Have we seen the bottom of the great oil-price plunge of 2014?
Experts say not yet. But oil prices rose sharply Monday, making their biggest jump in two years: Nymex crude-oil futures rose 4.78 percent, to $69.31 a barrel. And Brent crude, the international benchmark, rose 3 percent, to $72.54. It had been down as low as $67.53 earlier in the day, the lowest it’s been since July 2009.
Oil is down about one-third since June, and late last week the commodity plunged even more precipitously after OPEC announced it would not stem the price drop by ramping up production among its 12 member nations. But some analysts saw Monday’s jump as merely profit-taking after last week’s sell-off.
From The Wall Street Journal:
… many market watchers were skeptical that Monday’s gains signaled that oil prices had reached their bottom, pointing to global supplies that continue to overwhelm demand.
Many investors and analysts believe with OPEC on the sidelines it will take cutbacks by companies in the U.S. and Canada to bring supply and demand in line and pull the market out of its swoon. That day may not come until deep into 2015 or beyond, some analysts say.
“The market clearly got a little overdone to the downside and now it’s coming back up, proof that there will be a response from the shale patch to these low prices,” said John Kilduff, partner at energy hedge fund Again Capital in New York. “Several shale companies are already reporting capital expenditure reductions next year as their profit margins get thinned out.”
On Wall Street, shares of shale energy companies such as Denbury Resources (DNR.N) and Newfield Exploration (NFX.N) took a beating for a second straight session, down about 5 percent each in late afternoon trade.

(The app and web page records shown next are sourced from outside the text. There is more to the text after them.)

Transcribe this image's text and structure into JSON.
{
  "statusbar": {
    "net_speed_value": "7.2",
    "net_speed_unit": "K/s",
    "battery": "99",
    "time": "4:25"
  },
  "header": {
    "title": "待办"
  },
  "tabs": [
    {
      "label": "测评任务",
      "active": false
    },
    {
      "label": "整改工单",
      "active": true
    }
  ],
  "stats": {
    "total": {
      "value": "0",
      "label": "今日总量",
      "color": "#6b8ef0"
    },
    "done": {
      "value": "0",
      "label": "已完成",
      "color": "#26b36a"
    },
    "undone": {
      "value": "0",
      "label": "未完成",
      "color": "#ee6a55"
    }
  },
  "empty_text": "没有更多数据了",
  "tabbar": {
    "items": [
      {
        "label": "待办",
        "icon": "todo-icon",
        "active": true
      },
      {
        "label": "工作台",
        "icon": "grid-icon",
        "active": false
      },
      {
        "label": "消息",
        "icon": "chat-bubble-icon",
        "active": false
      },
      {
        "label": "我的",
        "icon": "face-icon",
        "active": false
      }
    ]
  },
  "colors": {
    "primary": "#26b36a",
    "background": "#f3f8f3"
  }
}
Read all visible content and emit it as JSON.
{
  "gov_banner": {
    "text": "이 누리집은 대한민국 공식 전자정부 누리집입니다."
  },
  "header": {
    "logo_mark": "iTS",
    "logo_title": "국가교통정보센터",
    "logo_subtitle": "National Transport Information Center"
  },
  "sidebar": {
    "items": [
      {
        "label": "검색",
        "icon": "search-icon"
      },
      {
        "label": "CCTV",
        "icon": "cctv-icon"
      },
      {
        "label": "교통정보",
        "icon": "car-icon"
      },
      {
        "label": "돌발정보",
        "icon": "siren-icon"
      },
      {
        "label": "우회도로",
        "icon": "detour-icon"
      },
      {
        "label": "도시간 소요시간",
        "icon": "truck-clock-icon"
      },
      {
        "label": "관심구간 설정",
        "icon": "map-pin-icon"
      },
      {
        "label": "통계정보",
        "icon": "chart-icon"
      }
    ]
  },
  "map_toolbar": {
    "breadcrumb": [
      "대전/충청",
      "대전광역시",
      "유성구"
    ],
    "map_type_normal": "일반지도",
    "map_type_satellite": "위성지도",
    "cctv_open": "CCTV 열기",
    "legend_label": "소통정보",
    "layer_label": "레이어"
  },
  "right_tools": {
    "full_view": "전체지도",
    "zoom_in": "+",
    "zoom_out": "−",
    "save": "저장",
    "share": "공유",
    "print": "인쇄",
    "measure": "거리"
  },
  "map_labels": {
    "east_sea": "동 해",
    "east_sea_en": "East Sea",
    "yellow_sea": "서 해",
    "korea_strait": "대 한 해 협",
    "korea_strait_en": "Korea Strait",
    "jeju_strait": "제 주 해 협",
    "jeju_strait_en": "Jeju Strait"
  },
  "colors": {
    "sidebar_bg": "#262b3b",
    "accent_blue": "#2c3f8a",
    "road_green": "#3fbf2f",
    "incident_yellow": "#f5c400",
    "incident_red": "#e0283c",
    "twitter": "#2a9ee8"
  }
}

Data reviewed by Reuters on Monday showed the new low-price environment for oil might have started affecting U.S. shale production, with a 15 percent drop in permits issued for new shale wells in October.